It's hard to interpret the news any other way of Mr. Walker dropping out of the GOP presidential race only two months after announcing his candidacy on July 15, after explaining that it was "God's plan" that he run in the first place.
Before even announcing his candidacy, Gov. Walker was actually leading GOP polls in Iowa, and leading by a lot, with 22%, well-ahead of Donald Trump with 13%. Then he got into the race, and immediately sent out a fundraising letter which began --
My relationship with God drives every major decision in my life. Each day I pray and then take time to read from the Bible and from a devotional named Jesus Calling.
As you can imagine, the months leading up to my announcement that I would run for President of the United States were filled with a lot of prayer and soul searching.
Here’s why: I needed to be certain that running was God’s calling -- not just man’s calling. I am certain: This is God’s plan for me and I am humbled to be a candidate for President of the United States.
By the way, to be clear, the bold-face is emphasized that way in the letter. That was not my editorial addition to make it stand out. Gov. Walker wanted to make sure that you knew and you understood without any chance of uncertainty that not only did he pray every day and have a close relationship to the Almighty, but that after all that prayer and soul searching he had learned that it was "God's plan" that he run for presidential.
The letter then goes on to describe his very conservative agenda ("his" being Scott Walker's agenda, not God's), and he repeats later in the letter once again that "My decisions are based on my relationship to God," just so you really can't miss it. And so, if anyone knows with spot-on certainty what "God's plan" is -- especially since he notes in the letter that he's also the son of a Baptist minister, so there's one more pipeline straight to the Almighty -- it's Scott Walker.
So, the only conclusion we can draw from this is that if Scott Walker, with all his conservative views was leading the GOP race before officially announcing his candidacy, got into the race specifically because it was "God's plan" (sorry, that's "God's plan"...) only to see that very support plummet from the aforementioned 22% down to a mere 3% and have to drop out of the race just a mere two months later, it would suggest that "God's plan" was to discredit those poll-leading conservative values and do so in as fast and public a way as possible.
I don't see any other reasonable interpretation.
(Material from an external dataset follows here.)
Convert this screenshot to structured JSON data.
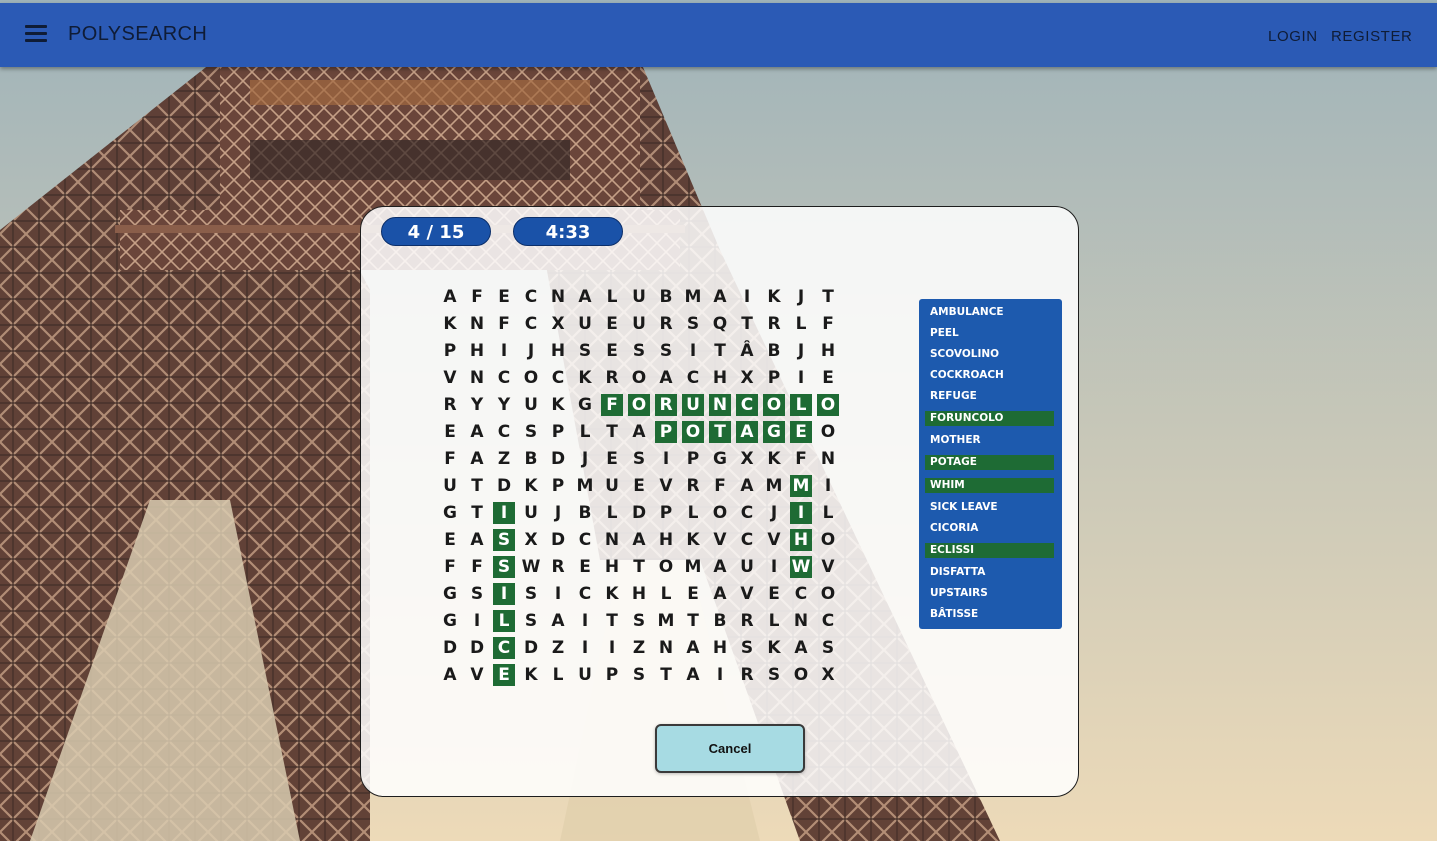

It's his own words, bold-faced. According to Scott Walker, God meant for him to get into the GOP race -- only to then humiliate the Wisconsin governor and his conservative views. So, if it's "God's plan," then God meant to do this.
Okay, in fairness, there's one other reasonable interpretation. It's that Scott Walker doesn't have remotely as close a relationship to God as he believes, and he doesn't have a clue to God's thinking and God's plans, and what he said in his fundraising letter was nothing more than wishful, arrogant hopes and a soul-empty way to convince others of his piety so great that God Himself anointed Mr. Walker to be the most powerful man in the world, so that people would fork over money.
I know that there are many other possible interpretations, but those are the only two that are reasonable and substantive. After all, as the theory known as Occam's Razor states -- when there are many explanations, the simplest is usually the right one.
To be clear, I'm not saying that God's plan was to discredit conservatism. I'm saying that that's what Scott Walker is saying. I don't believe for a second that it was "God's plan" for Scott Walker to run for President of the United States -- any more than it was "God's calling" to Michele Bachman to run in 2011, or that Mike Huckabee has a direct line to God, or that any candidate does. If God wanted someone to be president, that person would be president. And he or she wouldn't even have to tell you. Any deity who can create the world in six days and cause a flood to cover the earth can fix an election without breaking a sweat. And you'd know it. When God wanteth something to come to pass, He makes sure you know. Otherwise, what's the point? Divine providence carries a lot of weight.
But if Scott Walker wants to tell you that it was God's plan that he run -- and he does -- then he's got to accept the consequences of what it means when God tells him to get out.